“You can use InfluxDB as sort of an input to automation control, the autonomy that people are trying to drive at the edge. But when you link it up with everything that’s in the cloud, that’s when you get all of the sort of cloud-scale capabilities of parallelized AI and machine learning and all of that,” Gilmore stated.
Here is theCUBE’s complete video interview with Brian Gilmore:[embedded content]
… and in outer space
The future frontier for edge is outer space, according to Gilmore, who believes companies need to prepare for a time when data is gathered across the Universe. During a special panel, two InfluxData customers said that future is already here.
Watching space from Earth is the mission of The Vera C. Rubin Observatory, which was represented in the panel discussion by software engineer Angelo Fausti. The observatory is home to the Legacy Survey of Space and Time, or LSST, which has the goal of producing the “deepest widest image of the Universe.”
“We are going to observe the sky with [the] eight-meter optical telescope and take 1,000 pictures every night with a 3.2 gigapixel camera. And we’re going to do that for 10 years,” Fausti stated.
This will produce an “unprecedented data set,” which Fausti estimates will consist of around 5 exabytes of image data. While the Rubin Observatory isn’t using InfluxDB for the image data itself, it is using it to record engineering data and metadata about the observations, such as telemetry events and the commands from the telescope.
The InfluxDB time-series database is just one component of the InfluxData time-series platform, which comprises the TICK stack — the Telegraf open-source server-based agent for collecting and sending metrics and events; InfluxDB; the Chronograf administrative user interface; and the Kapacitor native data processing agent. Tools such as Chronograf have been a game-changer for the LSST team, according to Fausti.
“Astronomers typically are not software engineers, but they are the ones that know better than anyone what needs to be monitored. And so they use Chronograf and they can create the dashboards and the visualizations that they need,” he said.
Edge computing has already reached that outer space for InfluxData customer Loft Orbital Solutions Inc., which provides space infrastructure as a service, enabling companies to access satellites on a pay-as-you-go basis.
“Our mission is to provide rapid access to space,” said Caleb MacLachlan, Loft Orbital senior spacecraft operations software engineer, during the customer panel portion of the event. The company’s model removes the cost barriers to deploying a mission in orbit, making it “almost as simple as deploying a VM in AWS or GCP,” MacLachlan said.
When Loft Orbital started, the company stored massive amounts of time-series data, generated by the cameras, sensors, radios and other devices, on their satellites in a relational database.

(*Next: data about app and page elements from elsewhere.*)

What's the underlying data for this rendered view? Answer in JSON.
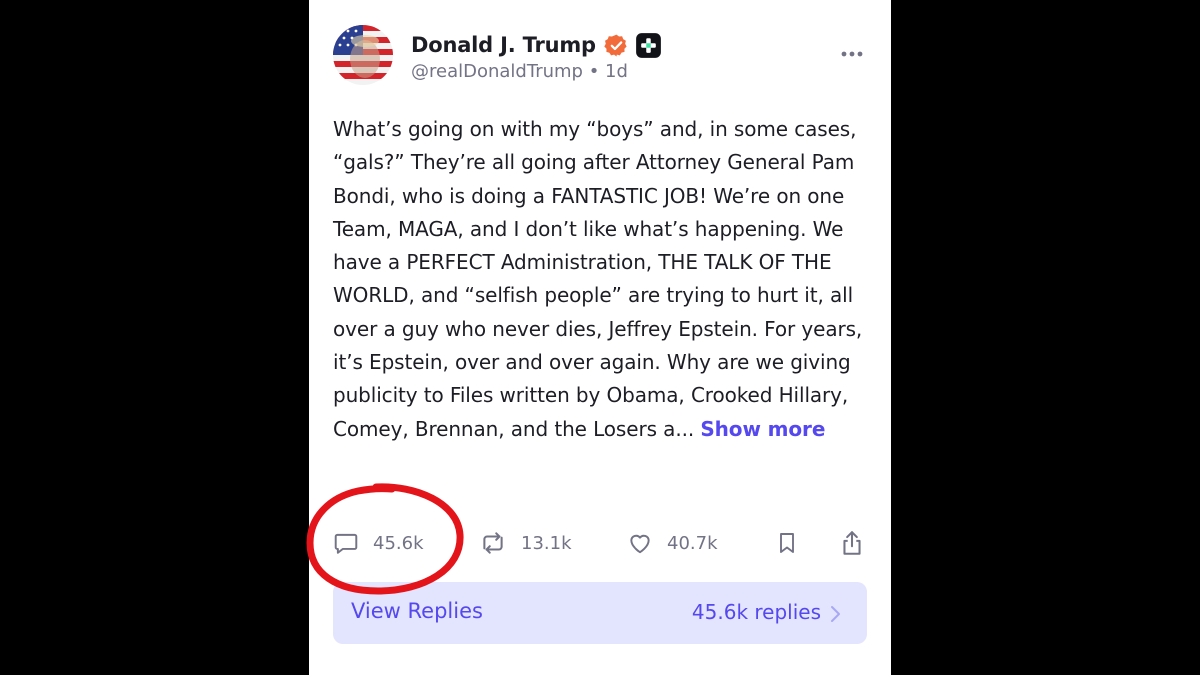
{
  "post": {
    "author": {
      "display_name": "Donald J. Trump",
      "handle": "@realDonaldTrump",
      "time_ago": "1d",
      "avatar_icon": "avatar-flag-portrait",
      "verified_icon": "verified-badge-icon",
      "badge_icon": "plus-badge-icon"
    },
    "text": "What’s going on with my “boys” and, in some cases, “gals?” They’re all going after Attorney General Pam Bondi, who is doing a FANTASTIC JOB! We’re on one Team, MAGA, and I don’t like what’s happening. We have a PERFECT Administration, THE TALK OF THE WORLD, and “selfish people” are trying to hurt it, all over a guy who never dies, Jeffrey Epstein. For years, it’s Epstein, over and over again. Why are we giving publicity to Files written by Obama, Crooked Hillary, Comey, Brennan, and the Losers a...",
    "show_more_label": "Show more",
    "actions": {
      "replies": "45.6k",
      "retruths": "13.1k",
      "likes": "40.7k"
    },
    "replies_bar": {
      "label": "View Replies",
      "count_label": "45.6k replies"
    }
  },
  "colors": {
    "accent": "#5448ee",
    "text": "#1d1d25",
    "muted": "#737386",
    "replies_bg": "#e3e4fd",
    "annotation": "#e4141b",
    "verified": "#f26b3a"
  }
}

“We found that it was so slow, and the size of our data would balloon over the course of a couple of days to the point where we weren’t able to even store all of the data that we were getting,” MacLachlan said.
The company solved this problem completely by migrating to InfluxDB. Now, it can “easily store the entire volume of data for the mission life so far, without having to worry about the size,” according to MacLachlan.

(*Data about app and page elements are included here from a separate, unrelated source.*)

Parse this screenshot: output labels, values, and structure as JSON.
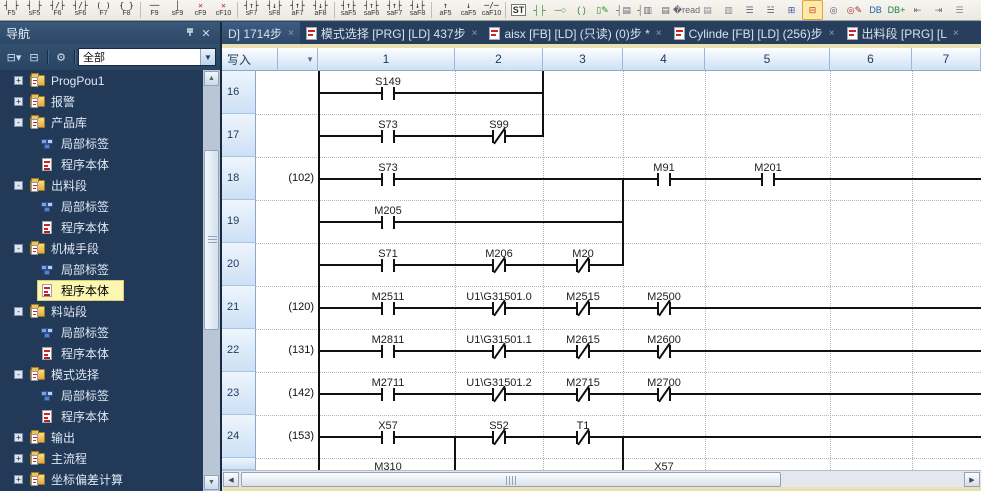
{
  "toolbar": {
    "groups": [
      [
        {
          "sym": "┤ ├",
          "label": "F5"
        },
        {
          "sym": "┤ ├",
          "label": "sF5"
        },
        {
          "sym": "┤/├",
          "label": "F6"
        },
        {
          "sym": "┤/├",
          "label": "sF6"
        },
        {
          "sym": "( )",
          "label": "F7"
        },
        {
          "sym": "{ }",
          "label": "F8"
        }
      ],
      [
        {
          "sym": "──",
          "label": "F9"
        },
        {
          "sym": "│",
          "label": "sF9"
        },
        {
          "sym": "✕",
          "label": "cF9",
          "red": true
        },
        {
          "sym": "✕",
          "label": "cF10",
          "red": true
        }
      ],
      [
        {
          "sym": "┤↑├",
          "label": "sF7"
        },
        {
          "sym": "┤↓├",
          "label": "sF8"
        },
        {
          "sym": "┤↑├",
          "label": "aF7"
        },
        {
          "sym": "┤↓├",
          "label": "aF8"
        }
      ],
      [
        {
          "sym": "┤↑├",
          "label": "saF5"
        },
        {
          "sym": "┤↑├",
          "label": "saF6"
        },
        {
          "sym": "┤↑├",
          "label": "saF7"
        },
        {
          "sym": "┤↓├",
          "label": "saF8"
        }
      ],
      [
        {
          "sym": "↑",
          "label": "aF5"
        },
        {
          "sym": "↓",
          "label": "caF5"
        },
        {
          "sym": "─/─",
          "label": "caF10"
        }
      ]
    ],
    "icons": [
      {
        "name": "st-editor-icon",
        "glyph": "ST",
        "boxed": true
      },
      {
        "name": "edit-contact-icon",
        "glyph": "┤├",
        "color": "#2e8b2e"
      },
      {
        "name": "edit-branch-icon",
        "glyph": "─○",
        "color": "#2e8b2e"
      },
      {
        "name": "edit-coil-icon",
        "glyph": "( )",
        "color": "#2e8b2e"
      },
      {
        "name": "edit-block-icon",
        "glyph": "▯✎",
        "color": "#2e8b2e"
      },
      {
        "name": "device-comment-icon",
        "glyph": "┤▤",
        "color": "#667"
      },
      {
        "name": "note-edit-icon",
        "glyph": "┤▥",
        "color": "#667"
      },
      {
        "name": "statement-icon",
        "glyph": "▤",
        "color": "#667"
      },
      {
        "name": "doc-read-icon",
        "glyph": "�read",
        "color": "#667"
      },
      {
        "name": "find-doc-icon",
        "glyph": "▤",
        "color": "#889"
      },
      {
        "name": "find-doc2-icon",
        "glyph": "▥",
        "color": "#889"
      },
      {
        "name": "insert-line-icon",
        "glyph": "☰",
        "color": "#667"
      },
      {
        "name": "delete-line-icon",
        "glyph": "☱",
        "color": "#667"
      },
      {
        "name": "tree-expand-icon",
        "glyph": "⊞",
        "color": "#3a5aa0"
      },
      {
        "name": "tree-wrap-icon",
        "glyph": "⊟",
        "color": "#c04020",
        "highlighted": true
      },
      {
        "name": "device-find-icon",
        "glyph": "◎",
        "color": "#556"
      },
      {
        "name": "device-replace-icon",
        "glyph": "◎✎",
        "color": "#a03030"
      },
      {
        "name": "dbw-find-icon",
        "glyph": "DB",
        "color": "#2060a0"
      },
      {
        "name": "dbw-sync-icon",
        "glyph": "DB+",
        "color": "#208040"
      },
      {
        "name": "outdent-icon",
        "glyph": "⇤",
        "color": "#667"
      },
      {
        "name": "indent-icon",
        "glyph": "⇥",
        "color": "#667"
      },
      {
        "name": "list-icon",
        "glyph": "☰",
        "color": "#889"
      }
    ]
  },
  "tabs": [
    {
      "label": "D] 1714步",
      "icon": false,
      "active": true
    },
    {
      "label": "模式选择 [PRG] [LD] 437步",
      "icon": true,
      "active": false
    },
    {
      "label": "aisx [FB] [LD] (只读) (0)步 *",
      "icon": true,
      "active": false
    },
    {
      "label": "Cylinde [FB] [LD] (256)步",
      "icon": true,
      "active": false
    },
    {
      "label": "出料段 [PRG] [L",
      "icon": true,
      "active": false
    }
  ],
  "nav": {
    "title": "导航",
    "filter_value": "全部",
    "tree": [
      {
        "level": 1,
        "expand": "+",
        "icon": "folder-ladder",
        "label": "ProgPou1"
      },
      {
        "level": 1,
        "expand": "+",
        "icon": "folder-ladder",
        "label": "报警"
      },
      {
        "level": 1,
        "expand": "-",
        "icon": "folder-ladder",
        "label": "产品库"
      },
      {
        "level": 2,
        "expand": "",
        "icon": "local-label",
        "label": "局部标签"
      },
      {
        "level": 2,
        "expand": "",
        "icon": "program-body",
        "label": "程序本体"
      },
      {
        "level": 1,
        "expand": "-",
        "icon": "folder-ladder",
        "label": "出料段"
      },
      {
        "level": 2,
        "expand": "",
        "icon": "local-label",
        "label": "局部标签"
      },
      {
        "level": 2,
        "expand": "",
        "icon": "program-body",
        "label": "程序本体"
      },
      {
        "level": 1,
        "expand": "-",
        "icon": "folder-ladder",
        "label": "机械手段"
      },
      {
        "level": 2,
        "expand": "",
        "icon": "local-label",
        "label": "局部标签"
      },
      {
        "level": 2,
        "expand": "",
        "icon": "program-body",
        "label": "程序本体",
        "selected": true
      },
      {
        "level": 1,
        "expand": "-",
        "icon": "folder-ladder",
        "label": "料站段"
      },
      {
        "level": 2,
        "expand": "",
        "icon": "local-label",
        "label": "局部标签"
      },
      {
        "level": 2,
        "expand": "",
        "icon": "program-body",
        "label": "程序本体"
      },
      {
        "level": 1,
        "expand": "-",
        "icon": "folder-ladder",
        "label": "模式选择"
      },
      {
        "level": 2,
        "expand": "",
        "icon": "local-label",
        "label": "局部标签"
      },
      {
        "level": 2,
        "expand": "",
        "icon": "program-body",
        "label": "程序本体"
      },
      {
        "level": 1,
        "expand": "+",
        "icon": "folder-ladder",
        "label": "输出"
      },
      {
        "level": 1,
        "expand": "+",
        "icon": "folder-ladder",
        "label": "主流程"
      },
      {
        "level": 1,
        "expand": "+",
        "icon": "folder-ladder",
        "label": "坐标偏差计算"
      }
    ]
  },
  "editor": {
    "mode_label": "写入",
    "columns": [
      "1",
      "2",
      "3",
      "4",
      "5",
      "6",
      "7"
    ],
    "rows": [
      {
        "num": "16",
        "step": "",
        "wire_to_b": 2,
        "contacts": [
          {
            "col": 1,
            "label": "S149",
            "type": "no"
          }
        ]
      },
      {
        "num": "17",
        "step": "",
        "wire_to_b": 2,
        "contacts": [
          {
            "col": 1,
            "label": "S73",
            "type": "no"
          },
          {
            "col": 2,
            "label": "S99",
            "type": "nc"
          }
        ]
      },
      {
        "num": "18",
        "step": "(102)",
        "wire_to_b": "end",
        "contacts": [
          {
            "col": 1,
            "label": "S73",
            "type": "no"
          },
          {
            "col": 4,
            "label": "M91",
            "type": "no"
          },
          {
            "col": 5,
            "label": "M201",
            "type": "no"
          }
        ]
      },
      {
        "num": "19",
        "step": "",
        "wire_to_b": 3,
        "contacts": [
          {
            "col": 1,
            "label": "M205",
            "type": "no"
          }
        ]
      },
      {
        "num": "20",
        "step": "",
        "wire_to_b": 3,
        "contacts": [
          {
            "col": 1,
            "label": "S71",
            "type": "no"
          },
          {
            "col": 2,
            "label": "M206",
            "type": "nc"
          },
          {
            "col": 3,
            "label": "M20",
            "type": "nc"
          }
        ]
      },
      {
        "num": "21",
        "step": "(120)",
        "wire_to_b": "end",
        "contacts": [
          {
            "col": 1,
            "label": "M2511",
            "type": "no"
          },
          {
            "col": 2,
            "label": "U1\\G31501.0",
            "type": "nc"
          },
          {
            "col": 3,
            "label": "M2515",
            "type": "nc"
          },
          {
            "col": 4,
            "label": "M2500",
            "type": "nc"
          }
        ]
      },
      {
        "num": "22",
        "step": "(131)",
        "wire_to_b": "end",
        "contacts": [
          {
            "col": 1,
            "label": "M2811",
            "type": "no"
          },
          {
            "col": 2,
            "label": "U1\\G31501.1",
            "type": "nc"
          },
          {
            "col": 3,
            "label": "M2615",
            "type": "nc"
          },
          {
            "col": 4,
            "label": "M2600",
            "type": "nc"
          }
        ]
      },
      {
        "num": "23",
        "step": "(142)",
        "wire_to_b": "end",
        "contacts": [
          {
            "col": 1,
            "label": "M2711",
            "type": "no"
          },
          {
            "col": 2,
            "label": "U1\\G31501.2",
            "type": "nc"
          },
          {
            "col": 3,
            "label": "M2715",
            "type": "nc"
          },
          {
            "col": 4,
            "label": "M2700",
            "type": "nc"
          }
        ]
      },
      {
        "num": "24",
        "step": "(153)",
        "wire_to_b": "end",
        "contacts": [
          {
            "col": 1,
            "label": "X57",
            "type": "no"
          },
          {
            "col": 2,
            "label": "S52",
            "type": "nc"
          },
          {
            "col": 3,
            "label": "T1",
            "type": "nc"
          }
        ]
      }
    ],
    "verticals": [
      {
        "b": 2,
        "from_row": 16,
        "from_at": "top",
        "to_row": 17,
        "to_at": "wire"
      },
      {
        "b": 3,
        "from_row": 18,
        "from_at": "wire",
        "to_row": 20,
        "to_at": "wire"
      },
      {
        "b": 1,
        "from_row": 24,
        "from_at": "wire",
        "to_at": "bottom"
      },
      {
        "b": 3,
        "from_row": 24,
        "from_at": "wire",
        "to_at": "bottom"
      }
    ],
    "partial_row": {
      "labels": [
        {
          "col": 1,
          "text": "M310"
        },
        {
          "col": 4,
          "text": "X57"
        }
      ]
    }
  },
  "colors": {
    "accent_select": "#fbf6b0",
    "tab_bar": "#273e5c",
    "tree_bg": "#223a58",
    "wire": "#111111"
  }
}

Like Fausti, MacLachlan believes that InfluxData’s potential to give non-developers simple tools to access the data they need, in the way they want it, is “the most powerful thing about it.”
“It gets us out of the way, us software engineers, who may not know quite as much as the scientists and engineers that are closer to the interesting math. And they build these crazy dashboards that I’m just like, wow, I had no idea you could do that. I had no idea that is something that you would want to see,” MacLachlan concluded.

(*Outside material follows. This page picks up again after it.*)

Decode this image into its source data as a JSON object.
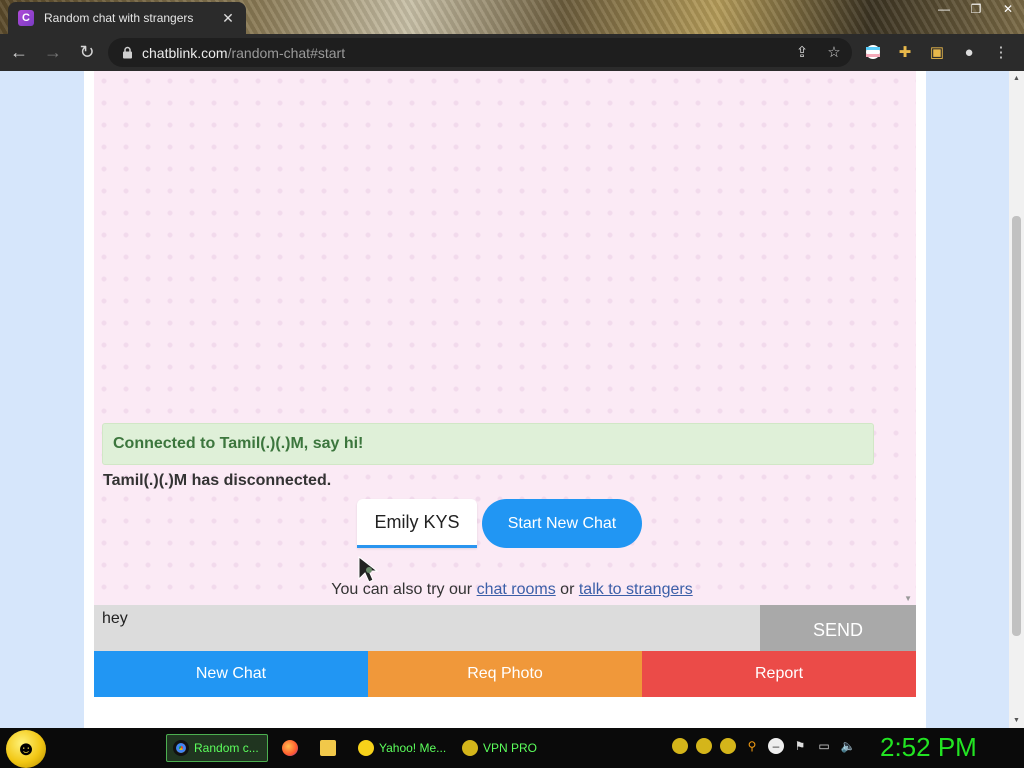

Here is theCUBE’s complete video interview with Angelo Fausti and Caleb MacLachlan:[embedded content]
(* Disclosure: TheCUBE is a paid media partner for “The Future Is Built on InfluxDB” event. Neither InfluxData Inc., the sponsor for theCUBE’s event coverage, nor other sponsors have editorial control over content on theCUBE or SiliconANGLE.)